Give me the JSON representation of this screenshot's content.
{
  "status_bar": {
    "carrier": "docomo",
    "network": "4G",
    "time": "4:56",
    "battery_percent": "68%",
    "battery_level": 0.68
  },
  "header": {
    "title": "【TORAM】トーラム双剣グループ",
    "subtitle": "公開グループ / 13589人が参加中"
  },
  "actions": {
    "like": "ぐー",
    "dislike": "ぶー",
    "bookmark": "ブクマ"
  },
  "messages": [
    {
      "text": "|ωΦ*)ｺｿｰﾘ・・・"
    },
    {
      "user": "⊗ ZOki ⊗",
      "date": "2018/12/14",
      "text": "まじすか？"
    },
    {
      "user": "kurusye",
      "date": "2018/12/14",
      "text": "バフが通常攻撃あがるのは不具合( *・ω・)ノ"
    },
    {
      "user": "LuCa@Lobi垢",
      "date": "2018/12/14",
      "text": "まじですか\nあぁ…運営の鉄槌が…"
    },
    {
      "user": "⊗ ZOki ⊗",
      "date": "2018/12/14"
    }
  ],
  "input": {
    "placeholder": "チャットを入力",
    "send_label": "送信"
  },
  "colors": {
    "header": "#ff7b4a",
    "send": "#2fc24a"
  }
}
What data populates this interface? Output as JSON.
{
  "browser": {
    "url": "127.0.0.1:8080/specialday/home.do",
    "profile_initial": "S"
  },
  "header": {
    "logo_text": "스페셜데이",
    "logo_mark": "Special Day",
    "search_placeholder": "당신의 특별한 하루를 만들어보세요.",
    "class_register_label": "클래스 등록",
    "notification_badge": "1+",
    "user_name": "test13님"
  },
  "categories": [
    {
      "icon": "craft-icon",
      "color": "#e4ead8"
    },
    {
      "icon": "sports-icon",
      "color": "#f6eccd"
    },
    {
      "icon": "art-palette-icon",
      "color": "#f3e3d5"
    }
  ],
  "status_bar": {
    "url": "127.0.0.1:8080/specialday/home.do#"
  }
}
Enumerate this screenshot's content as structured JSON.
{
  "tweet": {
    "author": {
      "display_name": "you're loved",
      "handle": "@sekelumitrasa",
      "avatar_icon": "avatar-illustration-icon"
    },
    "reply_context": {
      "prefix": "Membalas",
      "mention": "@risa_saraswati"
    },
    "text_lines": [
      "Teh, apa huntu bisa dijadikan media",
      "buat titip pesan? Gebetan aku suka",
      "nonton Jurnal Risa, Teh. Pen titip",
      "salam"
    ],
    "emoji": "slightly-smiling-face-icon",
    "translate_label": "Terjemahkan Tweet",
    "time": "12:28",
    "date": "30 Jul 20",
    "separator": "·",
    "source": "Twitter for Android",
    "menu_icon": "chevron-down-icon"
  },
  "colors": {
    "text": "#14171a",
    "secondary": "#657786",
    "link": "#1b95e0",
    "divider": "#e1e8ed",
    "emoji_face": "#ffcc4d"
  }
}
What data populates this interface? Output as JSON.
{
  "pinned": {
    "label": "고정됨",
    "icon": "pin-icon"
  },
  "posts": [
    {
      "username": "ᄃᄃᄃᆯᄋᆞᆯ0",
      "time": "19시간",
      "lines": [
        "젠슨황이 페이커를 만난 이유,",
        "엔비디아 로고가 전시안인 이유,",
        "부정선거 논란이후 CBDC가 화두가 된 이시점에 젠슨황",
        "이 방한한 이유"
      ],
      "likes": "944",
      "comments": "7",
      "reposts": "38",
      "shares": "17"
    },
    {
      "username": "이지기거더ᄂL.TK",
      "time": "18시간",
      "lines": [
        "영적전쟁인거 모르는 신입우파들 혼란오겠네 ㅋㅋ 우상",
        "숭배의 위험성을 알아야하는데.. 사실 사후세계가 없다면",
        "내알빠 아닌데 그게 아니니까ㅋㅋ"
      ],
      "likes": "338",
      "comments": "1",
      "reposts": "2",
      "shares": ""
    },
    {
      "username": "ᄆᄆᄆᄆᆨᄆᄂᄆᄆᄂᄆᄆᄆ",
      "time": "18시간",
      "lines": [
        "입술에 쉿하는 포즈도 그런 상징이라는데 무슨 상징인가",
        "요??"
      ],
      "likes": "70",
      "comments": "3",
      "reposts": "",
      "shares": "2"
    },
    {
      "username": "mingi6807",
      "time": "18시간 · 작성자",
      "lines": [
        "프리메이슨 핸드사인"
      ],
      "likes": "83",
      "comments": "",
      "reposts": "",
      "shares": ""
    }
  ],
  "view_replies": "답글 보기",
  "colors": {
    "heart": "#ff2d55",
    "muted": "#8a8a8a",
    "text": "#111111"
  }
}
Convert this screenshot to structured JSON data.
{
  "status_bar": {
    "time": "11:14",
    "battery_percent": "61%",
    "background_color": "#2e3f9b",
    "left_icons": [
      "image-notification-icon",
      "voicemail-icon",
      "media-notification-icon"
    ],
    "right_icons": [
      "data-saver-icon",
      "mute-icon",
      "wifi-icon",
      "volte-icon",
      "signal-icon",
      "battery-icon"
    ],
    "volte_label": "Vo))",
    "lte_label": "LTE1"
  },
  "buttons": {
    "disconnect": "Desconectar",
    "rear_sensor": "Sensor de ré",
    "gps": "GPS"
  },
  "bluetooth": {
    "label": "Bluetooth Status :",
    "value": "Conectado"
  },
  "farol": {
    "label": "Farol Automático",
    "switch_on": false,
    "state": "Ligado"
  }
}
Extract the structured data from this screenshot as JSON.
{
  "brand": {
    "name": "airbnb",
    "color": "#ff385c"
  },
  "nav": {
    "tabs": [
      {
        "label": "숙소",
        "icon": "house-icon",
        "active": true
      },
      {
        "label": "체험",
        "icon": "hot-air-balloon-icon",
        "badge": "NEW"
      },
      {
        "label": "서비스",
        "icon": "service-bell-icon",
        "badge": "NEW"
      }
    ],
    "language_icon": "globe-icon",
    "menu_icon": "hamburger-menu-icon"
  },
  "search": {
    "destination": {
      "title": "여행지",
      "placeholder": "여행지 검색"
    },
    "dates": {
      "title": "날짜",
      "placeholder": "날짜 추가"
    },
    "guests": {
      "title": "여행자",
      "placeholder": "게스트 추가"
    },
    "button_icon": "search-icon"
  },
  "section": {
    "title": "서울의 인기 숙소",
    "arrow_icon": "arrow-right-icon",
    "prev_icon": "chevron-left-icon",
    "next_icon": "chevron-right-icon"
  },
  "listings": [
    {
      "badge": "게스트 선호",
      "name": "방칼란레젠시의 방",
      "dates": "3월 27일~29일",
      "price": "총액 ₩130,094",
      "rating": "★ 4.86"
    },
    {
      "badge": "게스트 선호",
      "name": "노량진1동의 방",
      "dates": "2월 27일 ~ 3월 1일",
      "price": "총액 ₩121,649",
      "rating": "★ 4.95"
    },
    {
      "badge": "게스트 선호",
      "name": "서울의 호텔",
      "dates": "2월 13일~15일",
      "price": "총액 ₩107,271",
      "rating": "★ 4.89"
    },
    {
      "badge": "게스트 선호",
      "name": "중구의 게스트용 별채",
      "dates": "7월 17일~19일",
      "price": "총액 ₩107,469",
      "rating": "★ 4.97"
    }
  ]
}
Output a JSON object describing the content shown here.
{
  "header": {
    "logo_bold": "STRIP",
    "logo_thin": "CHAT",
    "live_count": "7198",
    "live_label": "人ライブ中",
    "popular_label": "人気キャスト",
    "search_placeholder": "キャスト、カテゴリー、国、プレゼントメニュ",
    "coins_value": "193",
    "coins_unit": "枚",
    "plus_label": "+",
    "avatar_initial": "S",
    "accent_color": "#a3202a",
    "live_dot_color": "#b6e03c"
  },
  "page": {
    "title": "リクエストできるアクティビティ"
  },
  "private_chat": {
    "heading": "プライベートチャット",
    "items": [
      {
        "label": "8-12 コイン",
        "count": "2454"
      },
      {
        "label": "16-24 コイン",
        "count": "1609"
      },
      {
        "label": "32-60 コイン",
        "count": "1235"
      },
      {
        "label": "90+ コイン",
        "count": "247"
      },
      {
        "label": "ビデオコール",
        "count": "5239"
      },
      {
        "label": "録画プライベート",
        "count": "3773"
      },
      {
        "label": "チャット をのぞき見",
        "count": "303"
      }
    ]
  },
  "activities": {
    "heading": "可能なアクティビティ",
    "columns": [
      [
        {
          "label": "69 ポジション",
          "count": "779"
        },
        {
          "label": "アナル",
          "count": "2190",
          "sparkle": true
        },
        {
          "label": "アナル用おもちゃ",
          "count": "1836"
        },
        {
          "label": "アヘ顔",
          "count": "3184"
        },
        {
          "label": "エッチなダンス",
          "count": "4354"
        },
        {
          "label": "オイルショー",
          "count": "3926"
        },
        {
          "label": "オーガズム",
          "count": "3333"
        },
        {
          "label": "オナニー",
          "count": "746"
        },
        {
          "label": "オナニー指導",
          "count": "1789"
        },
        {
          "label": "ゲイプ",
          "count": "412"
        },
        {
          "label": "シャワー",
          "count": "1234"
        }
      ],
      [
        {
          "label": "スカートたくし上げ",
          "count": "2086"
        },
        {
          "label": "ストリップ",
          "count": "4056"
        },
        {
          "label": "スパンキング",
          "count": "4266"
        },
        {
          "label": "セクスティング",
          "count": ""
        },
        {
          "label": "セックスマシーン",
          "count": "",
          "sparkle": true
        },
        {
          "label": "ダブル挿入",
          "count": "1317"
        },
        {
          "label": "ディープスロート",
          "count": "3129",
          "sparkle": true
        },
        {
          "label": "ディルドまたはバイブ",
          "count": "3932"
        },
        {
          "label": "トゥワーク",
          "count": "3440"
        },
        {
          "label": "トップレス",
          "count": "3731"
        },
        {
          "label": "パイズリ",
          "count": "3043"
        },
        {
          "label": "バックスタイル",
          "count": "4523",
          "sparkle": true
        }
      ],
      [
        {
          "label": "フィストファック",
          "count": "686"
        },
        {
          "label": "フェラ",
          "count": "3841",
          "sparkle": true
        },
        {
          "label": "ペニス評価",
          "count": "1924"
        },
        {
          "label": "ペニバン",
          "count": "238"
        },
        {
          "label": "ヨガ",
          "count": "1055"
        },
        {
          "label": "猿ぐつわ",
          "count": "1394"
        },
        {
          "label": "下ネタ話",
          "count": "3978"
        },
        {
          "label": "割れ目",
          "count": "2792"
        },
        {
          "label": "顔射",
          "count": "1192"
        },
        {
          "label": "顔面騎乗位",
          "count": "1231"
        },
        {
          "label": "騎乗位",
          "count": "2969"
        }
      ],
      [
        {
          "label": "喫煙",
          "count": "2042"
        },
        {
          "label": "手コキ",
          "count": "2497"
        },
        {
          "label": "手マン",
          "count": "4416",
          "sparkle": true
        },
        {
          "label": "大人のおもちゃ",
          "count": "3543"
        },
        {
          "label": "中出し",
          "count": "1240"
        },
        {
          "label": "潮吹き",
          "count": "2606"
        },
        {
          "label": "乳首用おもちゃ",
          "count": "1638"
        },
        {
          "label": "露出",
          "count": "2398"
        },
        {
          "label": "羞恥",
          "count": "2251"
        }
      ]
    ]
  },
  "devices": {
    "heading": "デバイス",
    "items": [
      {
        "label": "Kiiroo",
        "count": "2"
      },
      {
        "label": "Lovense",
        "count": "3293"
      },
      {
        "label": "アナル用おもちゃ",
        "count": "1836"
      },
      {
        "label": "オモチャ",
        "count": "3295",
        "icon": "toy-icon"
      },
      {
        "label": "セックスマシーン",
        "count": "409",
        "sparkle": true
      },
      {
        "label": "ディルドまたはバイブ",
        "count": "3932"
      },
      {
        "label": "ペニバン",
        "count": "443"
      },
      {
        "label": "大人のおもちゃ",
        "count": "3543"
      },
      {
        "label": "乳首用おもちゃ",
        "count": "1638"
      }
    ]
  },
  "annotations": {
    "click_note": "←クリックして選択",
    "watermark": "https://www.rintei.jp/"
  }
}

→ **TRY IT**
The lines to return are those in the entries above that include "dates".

→ **WRITTEN RESPONSE**
    "dates": {
      "dates": "3월 27일~29일",
      "dates": "2월 27일 ~ 3월 1일",
      "dates": "2월 13일~15일",
      "dates": "7월 17일~19일",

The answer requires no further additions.